The final piece began to take shape in the early ’90s as a smattering of courses in producing, taught by Richard Brick, Buffalo Mike Hausman and others, slowly evolved into a full-fledged producing program, and again you’ll see the influence of that change as the evening goes on.
What emerged from all this transformation was a program unique among film schools… a completely integrated program, stressing the collaboration among writers, directors and producers. That’s a big part of our story.
But there’s more to it than that.
The art of storytelling goes back to the dawn of man. While the means of storytelling is constantly evolving, storytelling is the basic building block of all human communication, be it sitting around a campfire or creating a hit TV show.
It’s fundamental to politics, to advertising, to business, to religion and to art. Over the last century, it’s become clear that visual storytelling, specifically, has become one of the most powerful means of moving people…moving them to laugh, moving them to cry, moving them to act on their better instincts, or in the wrong hands, moving them to their worst.
We are currently going through an upheaval in the ways stories are told… one as significant as the invention of the motion picture more than 100 years ago.
Governments and corporations are spending literally billions of dollars in research trying to understand these changes and trying to harness them for their own purposes. It behooves us as a major educational institution to understand these changes and to bring the conversation back to the basic building block, which is storytelling.
We need to support the storytellers.
We need to learn from them as much as they learn from us.
We need to continue to evolve our program to encompass the way humanity is changing and our means of communication is changing.
As we move toward this future, I want you to know how much we at Columbia appreciate your support of what we do.

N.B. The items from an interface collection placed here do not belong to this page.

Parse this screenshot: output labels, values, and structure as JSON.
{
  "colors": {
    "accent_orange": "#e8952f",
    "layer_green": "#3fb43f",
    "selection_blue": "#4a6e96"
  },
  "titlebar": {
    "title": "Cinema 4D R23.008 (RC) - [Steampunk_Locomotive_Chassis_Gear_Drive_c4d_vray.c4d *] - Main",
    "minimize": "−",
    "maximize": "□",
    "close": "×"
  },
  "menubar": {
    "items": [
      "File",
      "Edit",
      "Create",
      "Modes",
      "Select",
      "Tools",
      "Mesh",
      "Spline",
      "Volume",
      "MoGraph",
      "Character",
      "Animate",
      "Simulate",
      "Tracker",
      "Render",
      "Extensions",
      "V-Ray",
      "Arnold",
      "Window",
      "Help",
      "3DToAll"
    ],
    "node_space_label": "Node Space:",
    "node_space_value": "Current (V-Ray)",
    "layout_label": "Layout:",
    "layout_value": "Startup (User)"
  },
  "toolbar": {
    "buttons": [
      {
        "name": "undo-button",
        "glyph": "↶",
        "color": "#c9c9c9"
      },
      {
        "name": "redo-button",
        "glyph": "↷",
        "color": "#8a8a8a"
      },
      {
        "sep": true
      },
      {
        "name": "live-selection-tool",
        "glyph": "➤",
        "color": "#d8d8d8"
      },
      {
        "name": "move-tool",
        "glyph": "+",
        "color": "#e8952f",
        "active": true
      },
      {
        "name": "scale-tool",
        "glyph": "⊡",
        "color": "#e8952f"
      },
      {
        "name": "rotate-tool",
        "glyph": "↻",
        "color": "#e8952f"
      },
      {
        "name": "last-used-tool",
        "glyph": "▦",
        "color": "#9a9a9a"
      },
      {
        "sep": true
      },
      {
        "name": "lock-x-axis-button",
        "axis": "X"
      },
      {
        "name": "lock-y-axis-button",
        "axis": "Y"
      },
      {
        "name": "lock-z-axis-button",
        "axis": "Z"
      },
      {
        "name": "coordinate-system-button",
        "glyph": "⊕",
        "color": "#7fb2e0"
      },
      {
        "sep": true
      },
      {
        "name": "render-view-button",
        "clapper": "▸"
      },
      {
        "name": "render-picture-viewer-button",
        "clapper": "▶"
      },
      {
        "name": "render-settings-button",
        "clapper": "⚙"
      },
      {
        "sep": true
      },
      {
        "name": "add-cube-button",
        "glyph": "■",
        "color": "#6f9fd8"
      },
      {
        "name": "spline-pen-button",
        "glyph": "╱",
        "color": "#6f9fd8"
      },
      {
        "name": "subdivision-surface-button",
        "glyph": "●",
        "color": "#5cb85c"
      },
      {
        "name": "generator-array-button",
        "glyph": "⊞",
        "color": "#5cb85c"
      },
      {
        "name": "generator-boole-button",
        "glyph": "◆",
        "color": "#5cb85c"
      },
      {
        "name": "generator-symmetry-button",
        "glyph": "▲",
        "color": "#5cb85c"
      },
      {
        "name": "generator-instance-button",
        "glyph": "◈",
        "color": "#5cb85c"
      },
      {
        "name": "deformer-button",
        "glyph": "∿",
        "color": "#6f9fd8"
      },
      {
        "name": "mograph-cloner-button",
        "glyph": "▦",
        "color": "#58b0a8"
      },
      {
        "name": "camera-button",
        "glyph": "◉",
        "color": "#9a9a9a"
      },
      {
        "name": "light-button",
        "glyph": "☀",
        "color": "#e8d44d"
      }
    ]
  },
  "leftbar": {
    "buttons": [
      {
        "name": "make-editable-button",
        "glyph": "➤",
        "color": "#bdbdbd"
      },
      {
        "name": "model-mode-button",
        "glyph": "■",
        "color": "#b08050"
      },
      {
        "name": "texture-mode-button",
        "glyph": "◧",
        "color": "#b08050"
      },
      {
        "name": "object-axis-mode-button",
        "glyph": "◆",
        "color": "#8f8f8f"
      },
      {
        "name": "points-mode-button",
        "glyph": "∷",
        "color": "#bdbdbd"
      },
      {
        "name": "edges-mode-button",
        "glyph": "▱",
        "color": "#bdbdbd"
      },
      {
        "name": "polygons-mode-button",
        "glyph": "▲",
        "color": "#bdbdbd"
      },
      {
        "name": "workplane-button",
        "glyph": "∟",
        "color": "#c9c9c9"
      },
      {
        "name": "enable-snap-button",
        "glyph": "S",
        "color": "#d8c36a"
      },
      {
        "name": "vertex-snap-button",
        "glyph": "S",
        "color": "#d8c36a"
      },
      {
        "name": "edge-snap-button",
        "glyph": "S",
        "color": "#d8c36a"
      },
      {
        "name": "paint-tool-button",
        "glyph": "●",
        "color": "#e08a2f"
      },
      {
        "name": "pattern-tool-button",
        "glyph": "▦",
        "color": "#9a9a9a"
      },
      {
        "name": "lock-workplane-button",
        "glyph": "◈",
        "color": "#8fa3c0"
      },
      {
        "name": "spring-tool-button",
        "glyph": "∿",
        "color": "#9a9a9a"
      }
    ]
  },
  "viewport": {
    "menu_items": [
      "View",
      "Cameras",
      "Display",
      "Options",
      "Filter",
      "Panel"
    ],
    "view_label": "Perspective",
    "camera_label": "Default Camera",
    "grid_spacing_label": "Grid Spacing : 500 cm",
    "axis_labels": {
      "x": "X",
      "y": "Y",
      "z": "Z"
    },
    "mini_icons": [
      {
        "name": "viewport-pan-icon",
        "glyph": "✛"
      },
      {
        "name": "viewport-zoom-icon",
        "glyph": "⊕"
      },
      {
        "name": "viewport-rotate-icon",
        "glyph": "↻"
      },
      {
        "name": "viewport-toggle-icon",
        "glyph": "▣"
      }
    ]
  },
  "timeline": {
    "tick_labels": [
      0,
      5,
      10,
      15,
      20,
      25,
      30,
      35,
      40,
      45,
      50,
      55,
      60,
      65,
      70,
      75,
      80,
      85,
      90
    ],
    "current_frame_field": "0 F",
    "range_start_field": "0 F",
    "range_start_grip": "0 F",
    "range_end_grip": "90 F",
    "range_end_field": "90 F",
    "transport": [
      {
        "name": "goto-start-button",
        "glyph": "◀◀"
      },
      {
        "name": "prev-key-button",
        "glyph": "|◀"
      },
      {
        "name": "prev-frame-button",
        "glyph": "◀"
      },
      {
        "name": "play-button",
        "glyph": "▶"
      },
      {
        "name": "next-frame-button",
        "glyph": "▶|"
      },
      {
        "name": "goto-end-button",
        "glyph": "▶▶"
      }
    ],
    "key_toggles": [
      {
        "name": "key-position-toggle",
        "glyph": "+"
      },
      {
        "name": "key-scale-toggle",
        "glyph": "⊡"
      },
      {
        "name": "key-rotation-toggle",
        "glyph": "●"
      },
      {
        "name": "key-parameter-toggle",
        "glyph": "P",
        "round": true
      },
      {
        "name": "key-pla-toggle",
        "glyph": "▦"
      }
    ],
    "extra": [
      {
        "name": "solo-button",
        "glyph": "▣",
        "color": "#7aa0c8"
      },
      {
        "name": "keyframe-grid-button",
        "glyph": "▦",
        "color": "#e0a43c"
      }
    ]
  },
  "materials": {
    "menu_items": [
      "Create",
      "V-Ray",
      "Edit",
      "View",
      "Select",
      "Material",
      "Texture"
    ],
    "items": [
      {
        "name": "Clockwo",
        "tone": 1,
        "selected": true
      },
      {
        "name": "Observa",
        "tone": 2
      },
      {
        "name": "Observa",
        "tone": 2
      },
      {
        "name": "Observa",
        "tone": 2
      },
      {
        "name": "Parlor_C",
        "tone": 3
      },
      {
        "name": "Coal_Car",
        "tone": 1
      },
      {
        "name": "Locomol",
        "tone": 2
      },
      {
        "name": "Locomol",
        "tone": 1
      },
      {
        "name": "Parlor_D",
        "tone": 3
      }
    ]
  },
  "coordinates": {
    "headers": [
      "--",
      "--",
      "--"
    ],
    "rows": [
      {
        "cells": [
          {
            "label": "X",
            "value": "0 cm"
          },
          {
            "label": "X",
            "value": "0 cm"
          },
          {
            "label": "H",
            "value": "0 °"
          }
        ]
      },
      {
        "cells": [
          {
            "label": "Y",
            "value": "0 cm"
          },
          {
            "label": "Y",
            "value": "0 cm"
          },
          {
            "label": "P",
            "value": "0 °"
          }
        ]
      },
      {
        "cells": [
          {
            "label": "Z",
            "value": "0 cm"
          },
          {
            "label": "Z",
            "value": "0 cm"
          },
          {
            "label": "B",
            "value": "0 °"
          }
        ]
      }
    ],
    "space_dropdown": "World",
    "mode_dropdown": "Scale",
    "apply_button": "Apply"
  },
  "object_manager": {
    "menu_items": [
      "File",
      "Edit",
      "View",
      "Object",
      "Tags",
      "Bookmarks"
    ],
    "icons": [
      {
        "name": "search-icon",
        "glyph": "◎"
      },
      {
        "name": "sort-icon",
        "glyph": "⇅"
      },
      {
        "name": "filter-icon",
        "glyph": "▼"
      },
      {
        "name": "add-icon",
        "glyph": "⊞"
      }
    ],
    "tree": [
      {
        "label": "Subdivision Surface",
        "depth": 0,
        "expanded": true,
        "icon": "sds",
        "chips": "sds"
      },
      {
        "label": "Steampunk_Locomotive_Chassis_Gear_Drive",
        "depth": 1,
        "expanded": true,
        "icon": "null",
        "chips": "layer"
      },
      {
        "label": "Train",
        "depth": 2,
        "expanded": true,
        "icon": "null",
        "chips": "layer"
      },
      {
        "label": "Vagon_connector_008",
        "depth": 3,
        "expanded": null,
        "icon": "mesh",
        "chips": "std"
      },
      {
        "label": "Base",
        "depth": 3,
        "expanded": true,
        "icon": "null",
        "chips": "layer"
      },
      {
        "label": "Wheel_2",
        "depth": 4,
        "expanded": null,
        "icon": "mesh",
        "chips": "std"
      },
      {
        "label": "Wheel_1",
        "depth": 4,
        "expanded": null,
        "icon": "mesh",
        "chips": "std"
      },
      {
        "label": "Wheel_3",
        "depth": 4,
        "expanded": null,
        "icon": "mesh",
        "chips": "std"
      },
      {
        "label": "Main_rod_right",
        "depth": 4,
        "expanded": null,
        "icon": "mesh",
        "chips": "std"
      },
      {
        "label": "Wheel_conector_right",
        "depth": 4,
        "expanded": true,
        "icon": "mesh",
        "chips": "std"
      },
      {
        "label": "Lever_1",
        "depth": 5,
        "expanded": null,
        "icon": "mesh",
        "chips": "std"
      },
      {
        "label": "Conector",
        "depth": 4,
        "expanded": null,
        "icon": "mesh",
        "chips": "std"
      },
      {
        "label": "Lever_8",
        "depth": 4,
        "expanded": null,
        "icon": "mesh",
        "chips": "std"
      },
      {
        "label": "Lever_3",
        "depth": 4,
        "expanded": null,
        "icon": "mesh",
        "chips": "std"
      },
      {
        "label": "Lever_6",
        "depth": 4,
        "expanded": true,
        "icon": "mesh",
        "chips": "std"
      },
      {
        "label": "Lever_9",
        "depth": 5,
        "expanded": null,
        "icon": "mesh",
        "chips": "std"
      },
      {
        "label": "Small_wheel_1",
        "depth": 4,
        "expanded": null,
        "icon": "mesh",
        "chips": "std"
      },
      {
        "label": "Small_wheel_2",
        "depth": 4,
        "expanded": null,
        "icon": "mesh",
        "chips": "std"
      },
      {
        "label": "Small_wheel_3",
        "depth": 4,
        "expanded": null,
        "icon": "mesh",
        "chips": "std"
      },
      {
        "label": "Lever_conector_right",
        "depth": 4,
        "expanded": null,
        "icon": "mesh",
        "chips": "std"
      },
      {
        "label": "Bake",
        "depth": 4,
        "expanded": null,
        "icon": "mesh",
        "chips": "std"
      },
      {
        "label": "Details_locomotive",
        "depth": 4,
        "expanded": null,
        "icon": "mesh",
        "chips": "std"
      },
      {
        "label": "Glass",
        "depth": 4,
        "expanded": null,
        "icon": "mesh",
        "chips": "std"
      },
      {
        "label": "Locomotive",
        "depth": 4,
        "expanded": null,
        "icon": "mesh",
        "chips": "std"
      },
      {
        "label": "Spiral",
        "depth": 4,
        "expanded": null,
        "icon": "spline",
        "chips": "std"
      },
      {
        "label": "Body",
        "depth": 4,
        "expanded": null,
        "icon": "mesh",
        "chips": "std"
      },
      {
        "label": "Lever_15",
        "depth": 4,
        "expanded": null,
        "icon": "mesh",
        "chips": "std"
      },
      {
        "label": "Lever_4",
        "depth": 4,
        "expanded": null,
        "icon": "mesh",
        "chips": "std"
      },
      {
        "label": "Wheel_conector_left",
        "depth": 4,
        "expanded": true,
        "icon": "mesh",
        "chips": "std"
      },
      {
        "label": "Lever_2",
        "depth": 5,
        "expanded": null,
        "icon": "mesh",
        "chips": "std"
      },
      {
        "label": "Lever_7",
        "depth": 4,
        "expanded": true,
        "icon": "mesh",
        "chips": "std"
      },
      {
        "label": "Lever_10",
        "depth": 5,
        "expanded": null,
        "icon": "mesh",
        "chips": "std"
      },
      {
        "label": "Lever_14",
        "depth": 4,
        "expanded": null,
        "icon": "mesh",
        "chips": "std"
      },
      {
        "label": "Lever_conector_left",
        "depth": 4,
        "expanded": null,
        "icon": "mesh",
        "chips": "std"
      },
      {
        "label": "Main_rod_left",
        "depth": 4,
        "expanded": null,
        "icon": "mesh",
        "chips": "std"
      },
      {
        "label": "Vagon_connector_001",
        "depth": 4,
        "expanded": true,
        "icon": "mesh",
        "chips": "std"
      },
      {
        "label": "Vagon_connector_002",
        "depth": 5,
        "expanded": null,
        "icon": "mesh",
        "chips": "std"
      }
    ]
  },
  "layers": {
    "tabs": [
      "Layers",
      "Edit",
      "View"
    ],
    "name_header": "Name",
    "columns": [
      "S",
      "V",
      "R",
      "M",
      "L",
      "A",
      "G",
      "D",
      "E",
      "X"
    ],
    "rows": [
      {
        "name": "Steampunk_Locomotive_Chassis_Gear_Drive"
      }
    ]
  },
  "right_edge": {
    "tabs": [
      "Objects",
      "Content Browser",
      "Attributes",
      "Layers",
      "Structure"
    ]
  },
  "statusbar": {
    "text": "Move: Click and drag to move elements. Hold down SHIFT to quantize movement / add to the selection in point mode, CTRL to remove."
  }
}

Your presence here tonight indicates that you share our conviction that what we do is essential.
Thank you for coming.